With freshman already here, and the rest of the 6,000 member Lehigh University student body converging on Bethlehem over the weekend, city officials announced Thursday that enforcement of trash and other neighborhood nuisance issues will be stepped up over the weekend.
Chief Code and Housing Office Michael Palos will personally be making the rounds in the SouthSide neighborhood around the college to ensure city ordinances are followed by the incoming student population.
“He's going to be warning students about trash and citing those where the situation isn't resolved,” Mayor John Callahan said at a press conference held at Packer and Birkel avenues, on the edge of the campus.
For the first time, due a recent city ordinance change, tenants can be fined directly for trash at their rented dwellings. Previously, only landlords were cited.
The fines which are $200 for a first offense, $500 for the second and $1,000 for the third, are deliberately high and meant to deter the behavior, Palos said, adding that citing the landlords for tenant behavior is ineffectual and unfair.
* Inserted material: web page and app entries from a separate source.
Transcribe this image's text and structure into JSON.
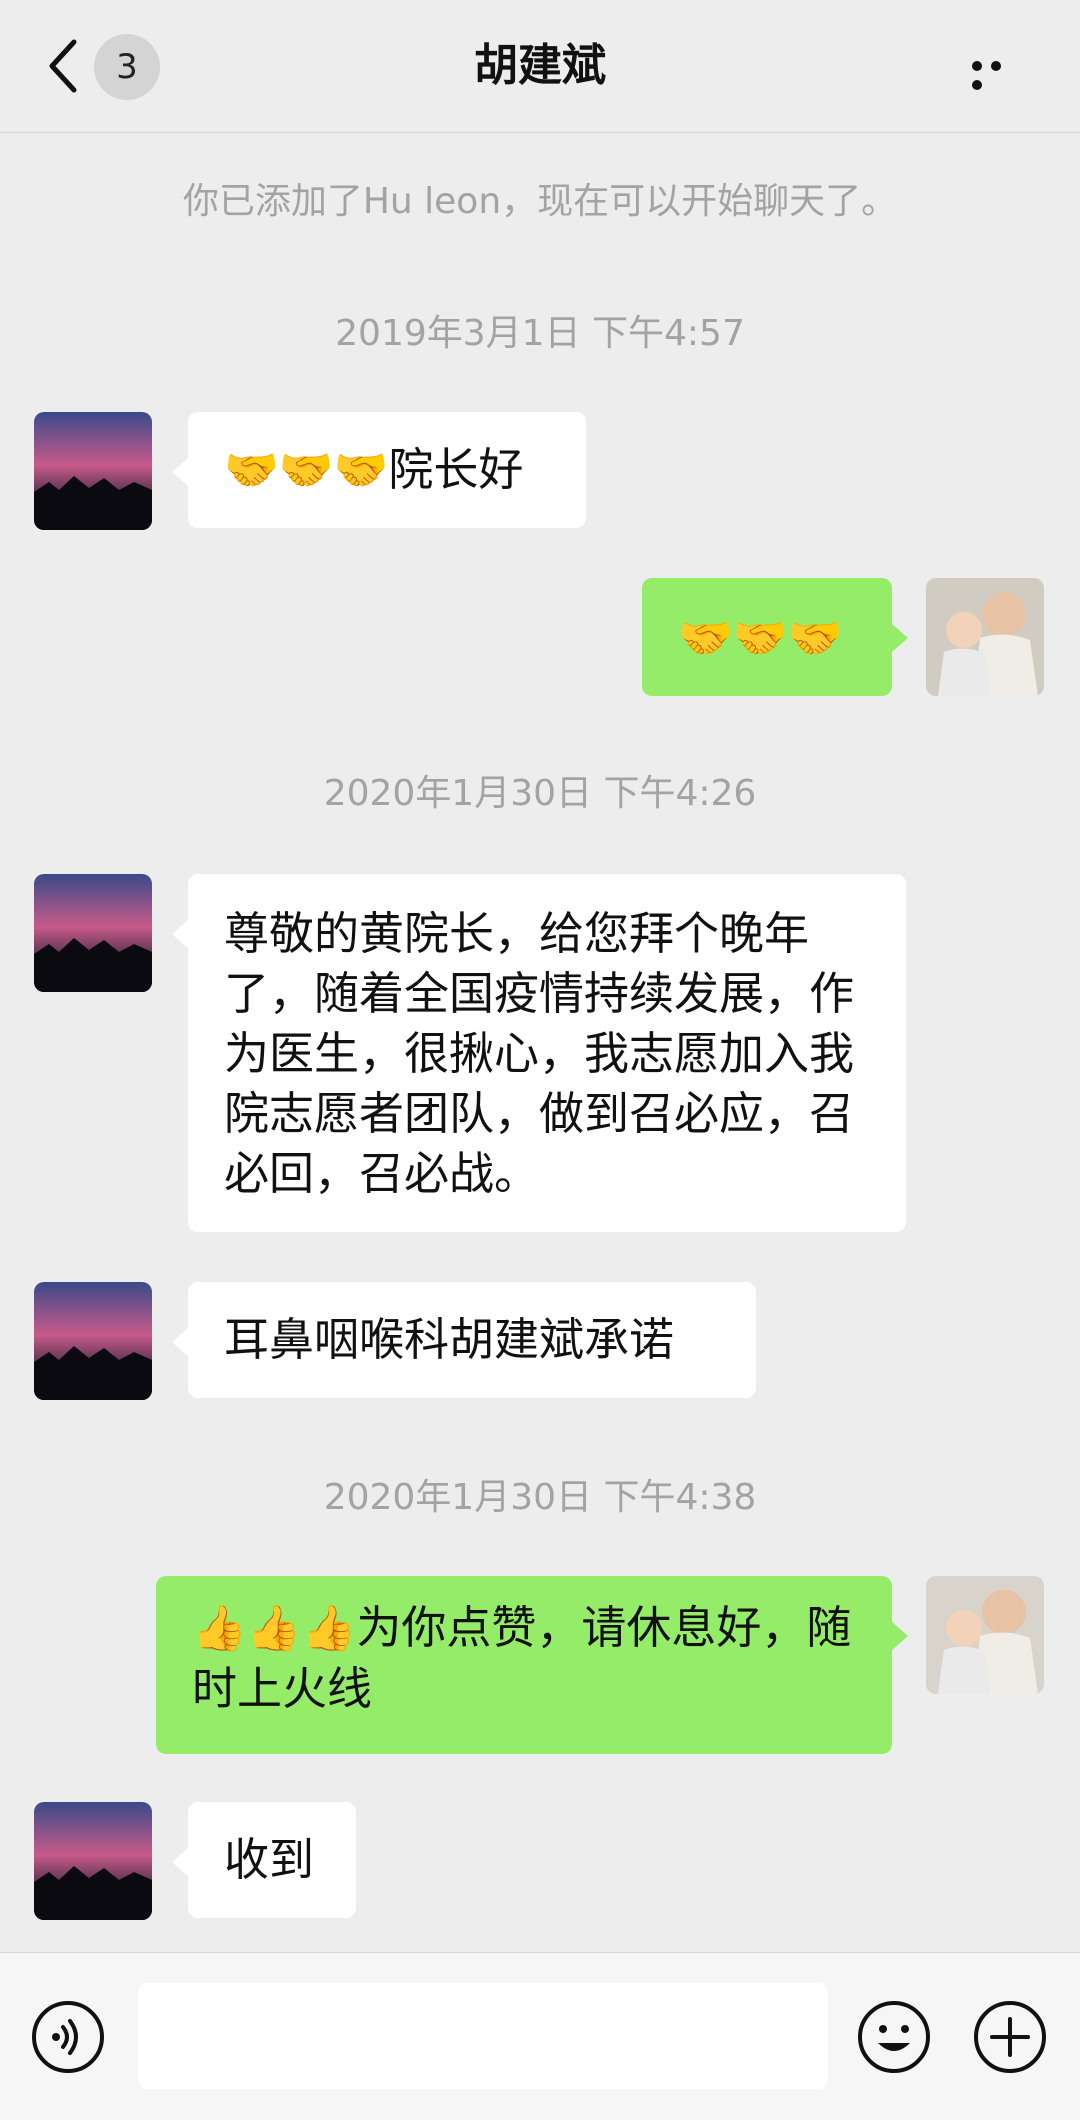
{
  "header": {
    "back_icon": "chevron-left-icon",
    "unread_count": "3",
    "title": "胡建斌",
    "more_icon": "more-dots-icon"
  },
  "system": {
    "added_notice": "你已添加了Hu leon，现在可以开始聊天了。"
  },
  "timestamps": [
    "2019年3月1日 下午4:57",
    "2020年1月30日 下午4:26",
    "2020年1月30日 下午4:38"
  ],
  "messages": [
    {
      "side": "in",
      "emoji": "🤝🤝🤝",
      "text": "院长好"
    },
    {
      "side": "out",
      "emoji": "🤝🤝🤝",
      "text": ""
    },
    {
      "side": "in",
      "text": "尊敬的黄院长，给您拜个晚年了，随着全国疫情持续发展，作为医生，很揪心，我志愿加入我院志愿者团队，做到召必应，召必回，召必战。"
    },
    {
      "side": "in",
      "text": "耳鼻咽喉科胡建斌承诺"
    },
    {
      "side": "out",
      "emoji": "👍👍👍",
      "text": "为你点赞，请休息好，随时上火线"
    },
    {
      "side": "in",
      "text": "收到"
    }
  ],
  "input_bar": {
    "placeholder": "",
    "voice_icon": "voice-icon",
    "emoji_icon": "emoji-icon",
    "plus_icon": "plus-icon"
  },
  "colors": {
    "background": "#ededed",
    "incoming_bubble": "#ffffff",
    "outgoing_bubble": "#95ec69",
    "system_text": "#a3a3a3"
  }
}
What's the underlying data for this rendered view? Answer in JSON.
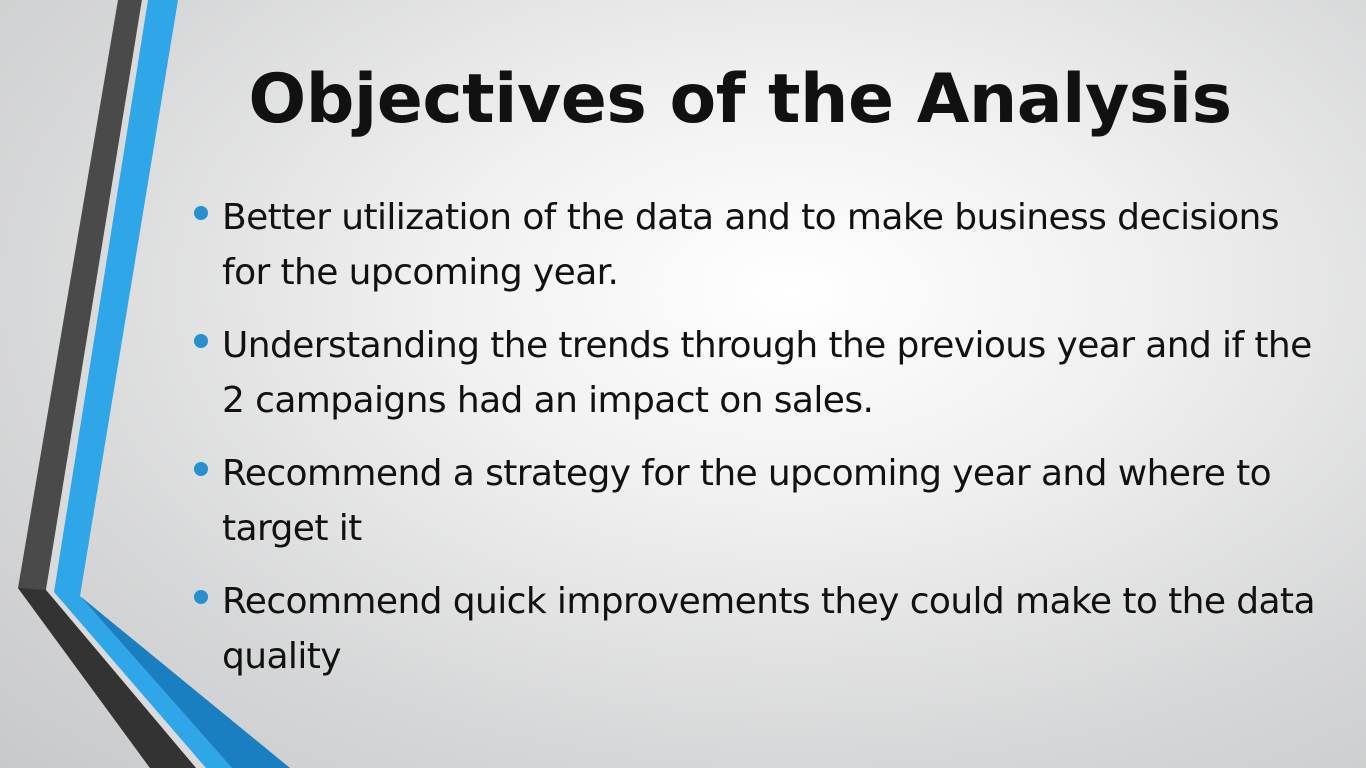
{
  "slide": {
    "title": "Objectives of the Analysis",
    "bullets": [
      "Better utilization of the data and to make business decisions for the upcoming year.",
      " Understanding the trends through the previous year and if the 2 campaigns had an impact on sales.",
      "Recommend a strategy for the upcoming year and where to target it",
      "Recommend quick improvements they could make to the data quality"
    ]
  },
  "colors": {
    "accent_blue": "#2ea6e8",
    "dark_stripe": "#4a4a4a",
    "bullet": "#2a8fd0",
    "text": "#111111"
  }
}
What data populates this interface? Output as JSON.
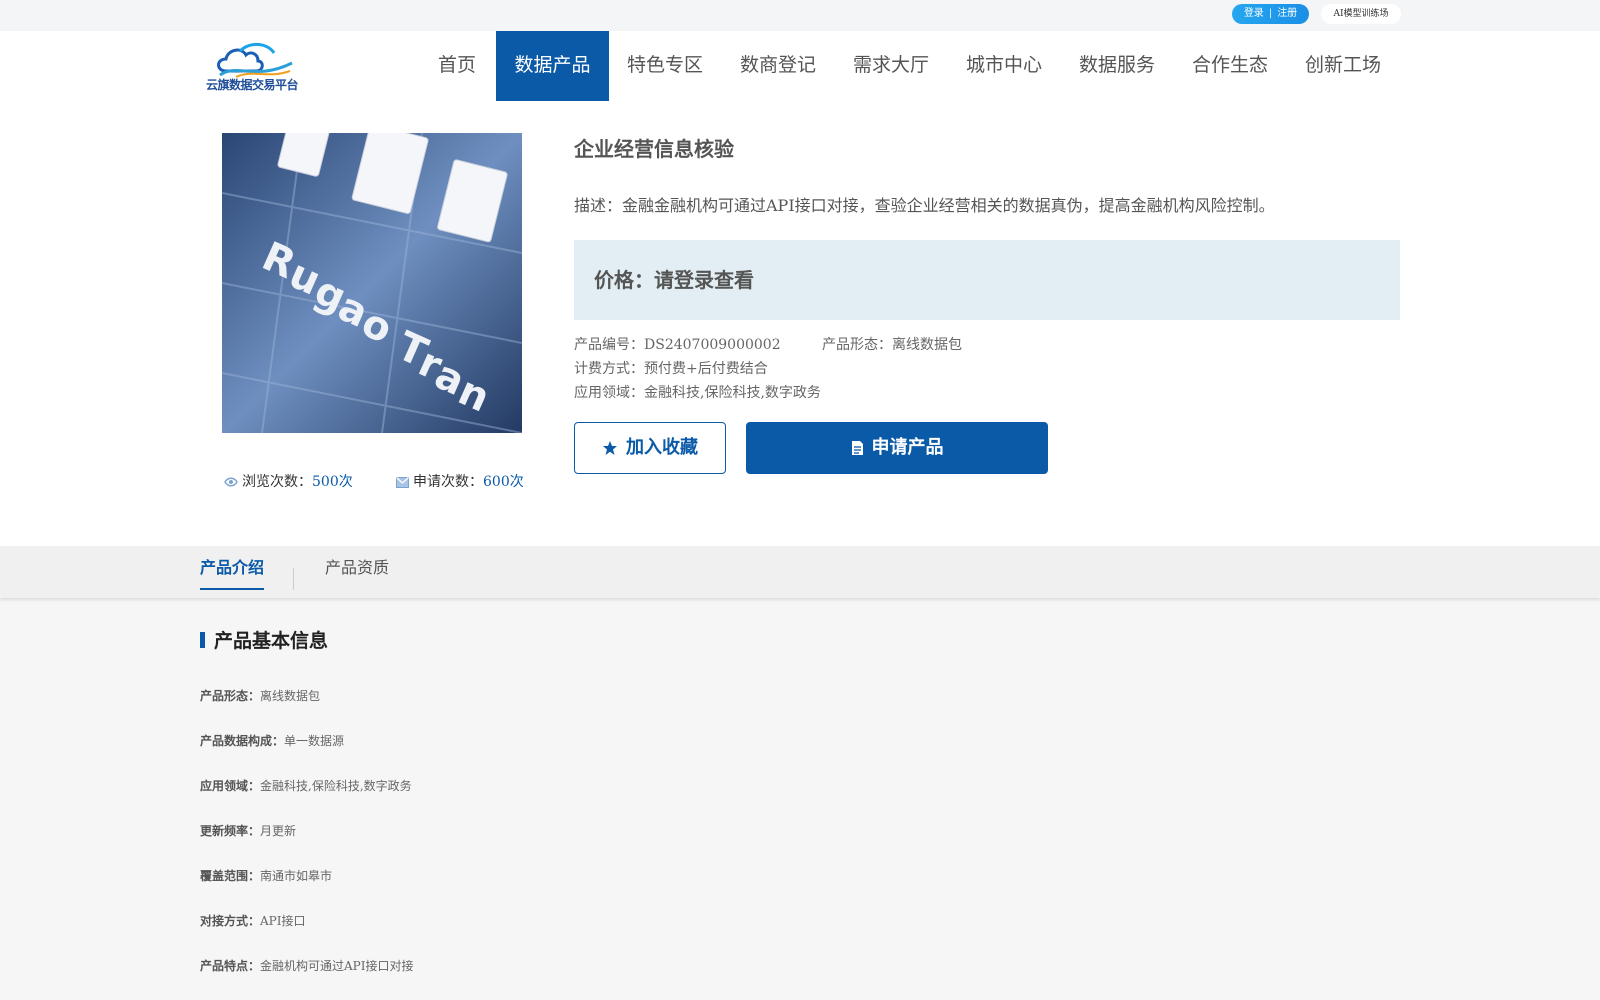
{
  "topbar": {
    "login": "登录",
    "sep": "|",
    "register": "注册",
    "ai_training": "AI模型训练场"
  },
  "header": {
    "logo_text": "云旗数据交易平台",
    "nav": [
      {
        "label": "首页"
      },
      {
        "label": "数据产品",
        "active": true
      },
      {
        "label": "特色专区"
      },
      {
        "label": "数商登记"
      },
      {
        "label": "需求大厅"
      },
      {
        "label": "城市中心"
      },
      {
        "label": "数据服务"
      },
      {
        "label": "合作生态"
      },
      {
        "label": "创新工场"
      }
    ]
  },
  "product": {
    "image_alt_text": "如皋市 Rugao Tran",
    "title": "企业经营信息核验",
    "description": "描述：金融金融机构可通过API接口对接，查验企业经营相关的数据真伪，提高金融机构风险控制。",
    "price": "价格：请登录查看",
    "code": "产品编号：DS2407009000002",
    "form": "产品形态：离线数据包",
    "billing": "计费方式：预付费+后付费结合",
    "domain": "应用领域：金融科技,保险科技,数字政务",
    "views_label": "浏览次数：",
    "views_value": "500次",
    "applies_label": "申请次数：",
    "applies_value": "600次",
    "favorite_button": "加入收藏",
    "apply_button": "申请产品"
  },
  "tabs": [
    {
      "label": "产品介绍",
      "active": true
    },
    {
      "label": "产品资质"
    }
  ],
  "basic_info": {
    "heading": "产品基本信息",
    "rows": [
      {
        "key": "产品形态：",
        "value": "离线数据包"
      },
      {
        "key": "产品数据构成：",
        "value": "单一数据源"
      },
      {
        "key": "应用领域：",
        "value": "金融科技,保险科技,数字政务"
      },
      {
        "key": "更新频率：",
        "value": "月更新"
      },
      {
        "key": "覆盖范围：",
        "value": "南通市如皋市"
      },
      {
        "key": "对接方式：",
        "value": "API接口"
      },
      {
        "key": "产品特点：",
        "value": "金融机构可通过API接口对接"
      }
    ]
  },
  "colors": {
    "primary": "#0a5aa8",
    "price_bg": "#e2eef3",
    "login_pill": "#1b8fe6"
  }
}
“Our hope is that when we talk to the kids, they'll comply,” Palos said. “Now knowing they'll be ... fined, we would hope word gets out.”
“Hopefully, the community will appreciate the efforts,” he added.
City ordinances have also been changed to require one trash can and one recycling can per tenant instead of per unit, Callahan said.
“More tenants means more garbage and that trash should be disposed of in a container, not bags which can tear and lead to litter scattered around the streets,” he said.
“We are taking a very proactive approach to both education and enforcement,” he added.
In addition to the code officer, the city plans to step up both police bike and foot patrols in the area, Callahan said.
Lehigh University's Dale Kochard, assistant vice president of Community and Regional Affairs at Lehich, said the college tries to educate the students to be good neighbors, and stands behind the city's efforts.
“We do inform them we will hold them accountable for their actions in the community,” Kochard said.
To help with the potential garbage problem, the university is providing dumpsters for student use at the edge of campus and encouraging them to use them, he added.
Lehigh also plans a “Hawkwatch” program, similar to a block watch, and engaging students on subjects such as how to report a crime, Kochard said.
“We plan to engage the students,” he said.
Despite the plan for increased enforcement, Callahan said he welcomes the students and hopes they will get to explore other parts of Bethlehem away from the Lehigh Campus as well.